Rhetoric is behind these moral panics as the mass media hold certain values and beliefs about video games and express them to the public. Those whom do not know much about the games believe what they are told as they know no better. The information is also presented in the media as if solid fact. Salen and Zimmerman (2004, p.302) describes rhetoric as persuasive discourse or an implicit narrative that “persuades others of the veracity and worthwhileness of their beliefs”. Rhetoric is not just expressed through writing it may also be verbal or visual. Each video game expresses its rhetoric through visuals and instructions in the game. GTA or Grand Theft Auto is a very well known violent, ‘gangster’, morally incorrect game. Personally I am a big fan of the game GTA: San Andreas. As a player you become Carl Johnson whom has just been released from prison and whose mother has been murdered, you are encouraged to fight, steal cars, kill cops, use guns, gamble and kill anybody who gets in your way in order to gain respect and earn money. Obviously I know that the world outside would not except these behaviours but as long as I am in the world of GTA it is ok to behave like this and this is the message they send out. Salen and Zimmerman (2004, p.483) quite rightly point out that to be successful in games like this then you must follow their rules and beliefs whether or not you agree with what is being done you must do it to complete the game “they accept rules so that they can play a game, and they accept these rules so that they can play this game” (Salen and Zimmerman 2004, p.181). There is a suggestion that the world of GTA is much better than the real world as you can do what you want to get what you want. When watching the opening credits of Street Fighter the words “Show No Mercy” flash up on the screen, this rhetoric is much like GTA, also expressing the belief that you have the power to do what you want and not feel sorry for anybody that gets in your way.

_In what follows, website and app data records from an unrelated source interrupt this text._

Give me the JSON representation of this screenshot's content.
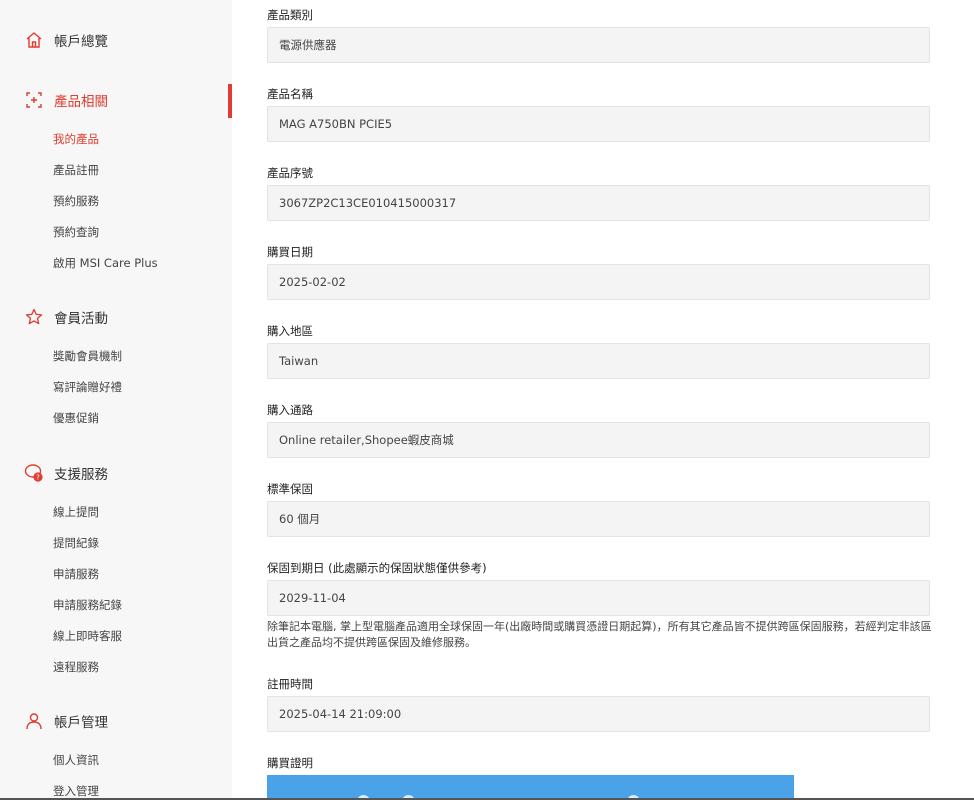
{
  "sidebar": {
    "sections": [
      {
        "label": "帳戶總覽",
        "icon": "home-icon",
        "items": []
      },
      {
        "label": "產品相關",
        "icon": "product-icon",
        "items": [
          "我的產品",
          "產品註冊",
          "預約服務",
          "預約查詢",
          "啟用 MSI Care Plus"
        ]
      },
      {
        "label": "會員活動",
        "icon": "star-icon",
        "items": [
          "獎勵會員機制",
          "寫評論贈好禮",
          "優惠促銷"
        ]
      },
      {
        "label": "支援服務",
        "icon": "support-chat-icon",
        "items": [
          "線上提問",
          "提問紀錄",
          "申請服務",
          "申請服務紀錄",
          "線上即時客服",
          "遠程服務"
        ]
      },
      {
        "label": "帳戶管理",
        "icon": "user-icon",
        "items": [
          "個人資訊",
          "登入管理"
        ]
      }
    ],
    "accent_color": "#e03c31"
  },
  "form": {
    "fields": [
      {
        "label": "產品類別",
        "value": "電源供應器"
      },
      {
        "label": "產品名稱",
        "value": "MAG A750BN PCIE5"
      },
      {
        "label": "產品序號",
        "value": "3067ZP2C13CE010415000317"
      },
      {
        "label": "購買日期",
        "value": "2025-02-02"
      },
      {
        "label": "購入地區",
        "value": "Taiwan"
      },
      {
        "label": "購入通路",
        "value": "Online retailer,Shopee蝦皮商城"
      },
      {
        "label": "標準保固",
        "value": "60 個月"
      },
      {
        "label": "保固到期日 (此處顯示的保固狀態僅供參考)",
        "value": "2029-11-04"
      },
      {
        "label": "註冊時間",
        "value": "2025-04-14 21:09:00"
      }
    ],
    "warranty_note": "除筆記本電腦, 掌上型電腦產品適用全球保固一年(出廠時間或購買憑證日期起算)，所有其它產品皆不提供跨區保固服務，若經判定非該區出貨之產品均不提供跨區保固及維修服務。",
    "receipt_label": "購買證明"
  }
}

Wednesday, 7 February 2007

How do you define 'game'?

How do you define ‘game’? Ludwig Wittgenstein tries to answer this in his book of Philosophical Investigations. Salen and Zimmerman (2004) discuss the fact that Wittgenstein uses games to show that it is impossible to give a definite and clear cut definition of any real – world phenomenon. Wittgenstein asks that we “don’t think, but look”, he discusses the fact that if you look between games there is nothing common but there are similarities and relationships much like the similarities between those in a family “much that is common is retained, but much is lost” (Wittgenstein 1968, p.31). In a family there are similarities such as hair and eye colour, facial features and build. Wittgenstein says that these similarities overlap and criss-cross all over the place between all sorts of game whether played digitally online, outside (Olympics), card games, board games, etc. The word game is unregulated as it has no boundaries which is probably why games are such fun and entertaining (or most of them anyway!) as anything can become a game.

What Wittgenstein is saying has much truth behind it. When trying to define the concept of ‘game’ myself I tried to look at all the similarities between them and the usual concepts such as competitive, entertaining, there’s always a winner and a loser, there’s always an aim, they’re challenging, etc. However, after playing Samorost 2 a game where the aim is to solve puzzles and rescue your dog and Fishy a game where the aim is to eat fishes smaller than you and avoid the ones that are bigger than you online I found that it is very true that some characteristics stick with both games and others drop. Samorost 2 is a puzzle game it is entertaining, challenging and there is an aim to it. However, in comparison to other games such as Fishy the entertainment and addictive value is not as high as Samorost 2. Although what the relationship between both games is, is that neither have a winner or loser, both games have an aim/goal and both are interactive. Saunders (2000) describes these sought of games as hybrids as they could be described as both games and puzzles although, one may feel more like one thing than another. Saunders states that the hybrids help to signify what characteristics belong together within games.